This entire volume suffered from a lack of editing. I don't mean grammar or nit-picky stuff. I mean, it was disjointed. Sometimes he switched gears without titling a new header, there were often no transition sentences between paragraphs to make things read smoothly, and he included things that made the reader wonder where that came from or why it was in that place (particularly in the six chapters preceding those covering master plots).
Not that I mind it since he is a screen writer, but he frames his discussion of the three-act structure primarily around examples from screen, giving marginal attention to either classic or contemporary literature. What I did mind is that he showed his screen bias so obviously (more than once). He prefers plot-driven commercial plots rather than character-driven literary plots. He said they don't require as much thinking and that he doesn't like to feel "lectured" by moral characters in literary stories. He also dares to speak for most of America with this particular opinion, citing market trends. I completely disagree with him.Read more ›
Most Recent Customer Reviews
I could not believe something written in 2012 could be so sexist and insulting. Female main characters? No, they're just supporting. All plots revolve around men. Read morePublished 10 months ago by Lily
I really liked this book. I was kind of stuck and it helped me a lot. There's nothing really new, it contains things we aspiring writers have heard before, but when I was reading... Read morePublished 13 months ago by Claudio
More general reference, won't help too much in writing a story.Published 13 months ago by Brad Ashlock
To know the main existing master plots in literature, theatre or film is essential for any screenwriter. Read morePublished 14 months ago by diego
20 Master Plots is very useful to the beginning writer who needs help in crafting a plot. A guide for those who thought they were pantzers but may very well need an outline to help... Read morePublished 14 months ago by Karen L. Wutzke
Was a gift for my English lit major, future novelist. She loves it.Published 14 months ago by RICK NICKERSON
Tobias, like most writers and critics, believes that novels must be either action oriented or idea oriented. Read morePublished 15 months ago by Edward Woodhouse
If you're looking for plot ideas for your next novel, short story, or creative writing piece, experiment with the 20 plot structures in this book. Read morePublished 17 months ago by Sheri Rose

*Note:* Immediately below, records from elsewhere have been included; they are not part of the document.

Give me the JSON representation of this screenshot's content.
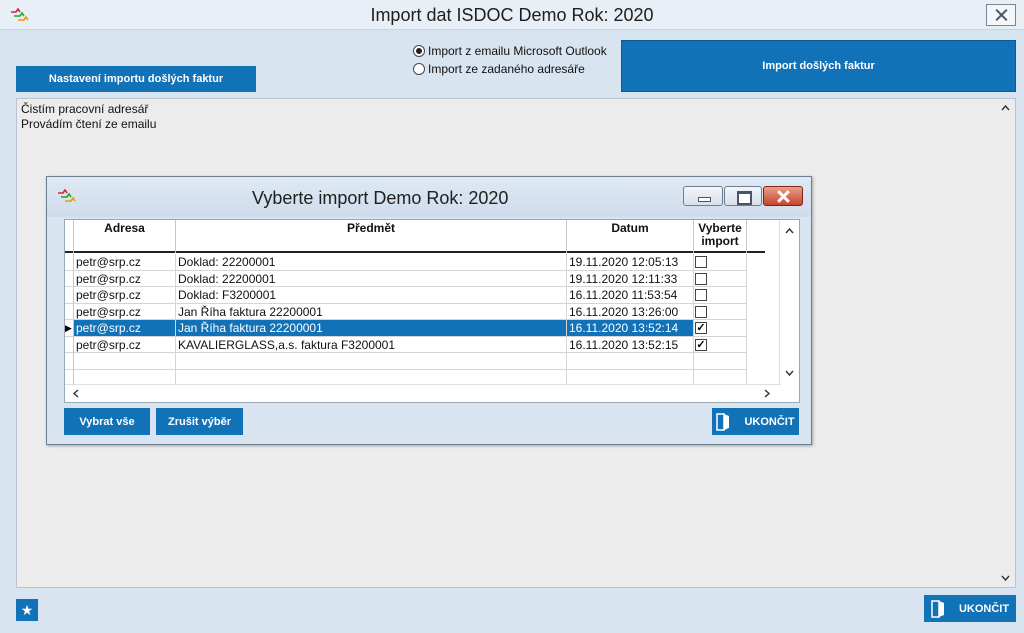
{
  "window": {
    "title": "Import dat  ISDOC  Demo  Rok: 2020"
  },
  "toolbar": {
    "settings_label": "Nastavení importu došlých faktur",
    "import_label": "Import došlých faktur",
    "radio_outlook": "Import z emailu Microsoft Outlook",
    "radio_folder": "Import ze zadaného adresáře",
    "radio_selected": "outlook"
  },
  "log": {
    "lines": [
      "Čistím pracovní adresář",
      "Provádím čtení ze emailu"
    ]
  },
  "footer": {
    "exit_label": "UKONČIT"
  },
  "dialog": {
    "title": "Vyberte import  Demo  Rok: 2020",
    "columns": {
      "address": "Adresa",
      "subject": "Předmět",
      "date": "Datum",
      "select": "Vyberte import"
    },
    "rows": [
      {
        "address": "petr@srp.cz",
        "subject": "Doklad: 22200001",
        "date": "19.11.2020 12:05:13",
        "selected": false
      },
      {
        "address": "petr@srp.cz",
        "subject": "Doklad: 22200001",
        "date": "19.11.2020 12:11:33",
        "selected": false
      },
      {
        "address": "petr@srp.cz",
        "subject": "Doklad: F3200001",
        "date": "16.11.2020 11:53:54",
        "selected": false
      },
      {
        "address": "petr@srp.cz",
        "subject": "Jan Říha faktura 22200001",
        "date": "16.11.2020 13:26:00",
        "selected": false
      },
      {
        "address": "petr@srp.cz",
        "subject": "Jan Říha faktura 22200001",
        "date": "16.11.2020 13:52:14",
        "selected": true
      },
      {
        "address": "petr@srp.cz",
        "subject": "KAVALIERGLASS,a.s. faktura F3200001",
        "date": "16.11.2020 13:52:15",
        "selected": true
      }
    ],
    "current_row": 4,
    "select_all_label": "Vybrat vše",
    "deselect_label": "Zrušit výběr",
    "exit_label": "UKONČIT"
  },
  "colors": {
    "accent": "#1272b8",
    "background": "#d8e4ef"
  }
}
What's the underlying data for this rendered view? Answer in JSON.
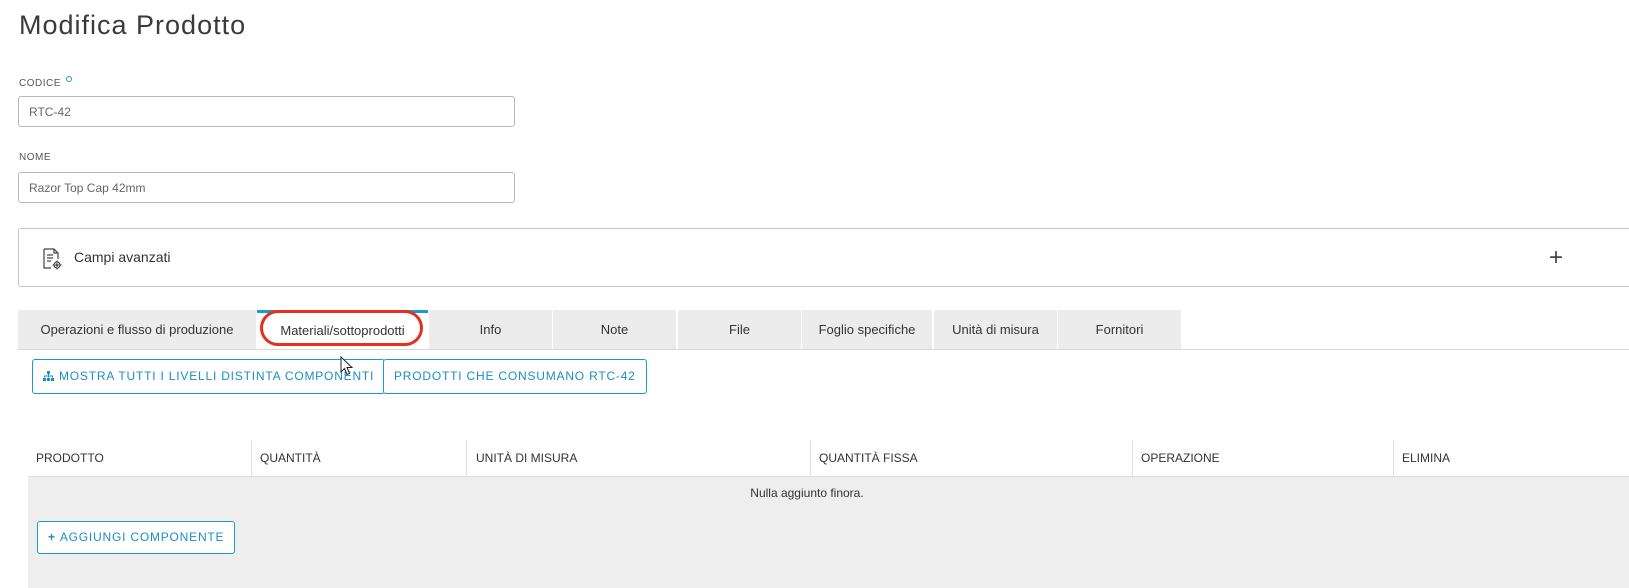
{
  "page": {
    "title": "Modifica Prodotto"
  },
  "form": {
    "code": {
      "label": "CODICE",
      "value": "RTC-42"
    },
    "name": {
      "label": "NOME",
      "value": "Razor Top Cap 42mm"
    }
  },
  "advanced": {
    "label": "Campi avanzati",
    "expand_icon": "+"
  },
  "tabs": [
    {
      "label": "Operazioni e flusso di produzione"
    },
    {
      "label": "Materiali/sottoprodotti"
    },
    {
      "label": "Info"
    },
    {
      "label": "Note"
    },
    {
      "label": "File"
    },
    {
      "label": "Foglio specifiche"
    },
    {
      "label": "Unità di misura"
    },
    {
      "label": "Fornitori"
    }
  ],
  "actions": {
    "show_levels": "MOSTRA TUTTI I LIVELLI DISTINTA COMPONENTI",
    "consumers": "PRODOTTI CHE CONSUMANO RTC-42"
  },
  "table": {
    "columns": [
      "PRODOTTO",
      "QUANTITÀ",
      "UNITÀ DI MISURA",
      "QUANTITÀ FISSA",
      "OPERAZIONE",
      "ELIMINA"
    ],
    "empty_message": "Nulla aggiunto finora.",
    "add_button": "AGGIUNGI COMPONENTE"
  },
  "colors": {
    "accent": "#1a9bd0",
    "highlight": "#e5301e"
  }
}
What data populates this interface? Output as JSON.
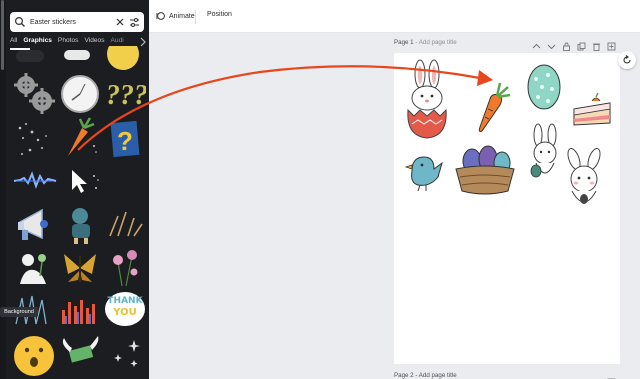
{
  "search": {
    "value": "Easter stickers"
  },
  "tabs": [
    {
      "label": "All"
    },
    {
      "label": "Graphics"
    },
    {
      "label": "Photos"
    },
    {
      "label": "Videos"
    },
    {
      "label": "Audi"
    }
  ],
  "tooltip": {
    "label": "Background"
  },
  "toolbar": {
    "animate_label": "Animate",
    "position_label": "Position"
  },
  "pages": [
    {
      "title": "Page 1",
      "placeholder": "Add page title"
    },
    {
      "title": "Page 2",
      "placeholder": "Add page title"
    }
  ],
  "stickers": {
    "thank_you_line1": "THANK",
    "thank_you_line2": "YOU"
  },
  "colors": {
    "panel_bg": "#1b1d21",
    "canvas_bg": "#ebecf0",
    "annotation_arrow": "#e8471d",
    "carrot": "#f07a2a"
  }
}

this has helped me understand what the authors go through and i now read books entirely differantlyPublished 18 months ago by don